3000bc on you get almost all sites oriented in particular directions relating to movements of the skies — but different from place to place.

Apparently clusters of burial tombs were more important than being “just cemetaries”. Exactly what they don’t explain.

But they admit that there MAY HAVE BEEN equinoctial alignments — which immediately means massively sophisticated science beyond

Apparently passage tombs were aligned with summer solstice, but stone rows with the moon.

But aligning sites with stars is too difficult — or rather too easy to tell you much.

All from a BBC Radio 4 programme, might still be archived.

Speaking of ragga, if anyone can recommend anything by Action, I’d be grateful. I’ve searched the usual suspects and can'[t find ‘owt by him.

Ingram on rough trade stocking ragga

>”In Rough Trade’s favour Darren in Covent Garden (who I hit in person with my URL last Friday, if you’re reading this mate, hi!) does stock Ragga, which is almost
> foolhardy in the face of market forces.
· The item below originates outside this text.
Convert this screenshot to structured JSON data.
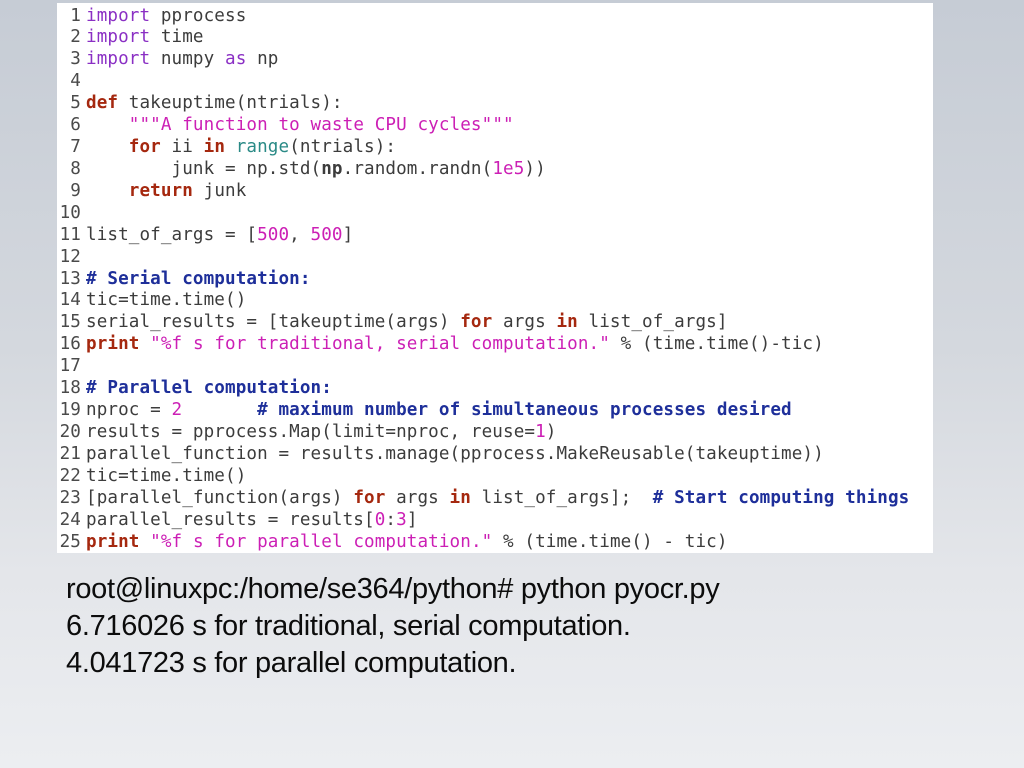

I mean how many people really buy it?”

I reckon there’s about to be a big ragga crossover, with lots of middle class white people buying it. People seem really hungry for it. I look forward to being able to reccomend a series of Soul Jazz ragga compilations to new initiates.

Of course this has a lot to do with the popularity of my own Nervous Ragga mix CD, which literally several people have requested.
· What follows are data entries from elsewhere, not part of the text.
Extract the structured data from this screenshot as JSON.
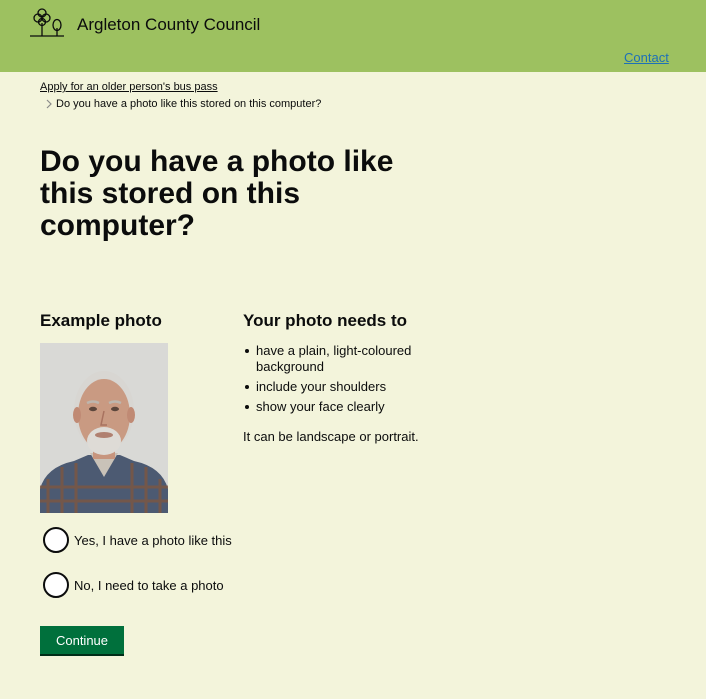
{
  "header": {
    "council_name": "Argleton County Council",
    "contact_label": "Contact",
    "logo_icon": "tree-logo-icon"
  },
  "breadcrumb": {
    "parent_label": "Apply for an older person's bus pass",
    "current_label": "Do you have a photo like this stored on this computer?"
  },
  "page": {
    "title": "Do you have a photo like this stored on this computer?"
  },
  "example": {
    "heading": "Example photo"
  },
  "requirements": {
    "heading": "Your photo needs to",
    "items": [
      "have a plain, light-coloured background",
      "include your shoulders",
      "show your face clearly"
    ],
    "note": "It can be landscape or portrait."
  },
  "options": [
    {
      "label": "Yes, I have a photo like this",
      "selected": false
    },
    {
      "label": "No, I need to take a photo",
      "selected": false
    }
  ],
  "actions": {
    "continue_label": "Continue"
  },
  "colors": {
    "header_background": "#9dc160",
    "page_background": "#f3f4db",
    "link": "#1d70b8",
    "button": "#00703c"
  }
}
Luka talks (midly and not uncritically) about how investment in the east end is a good thing, just as dizzee rascal’s being on Dazed & Cionfused’s cover is a good thing.

T’ing is, investment in (or near) the east end has been remarkable for its lack of impact. Arguably it does nothing but drive out original inhabitants through gentrification.

Just a thought.

Have just realised that I could very easily spend the rest of my blogging life simply commenting on the archives of Hollow Earth.

So. DAF. It’s all about Sex Unter Wasser and Goldenische Spiele, isn’t it?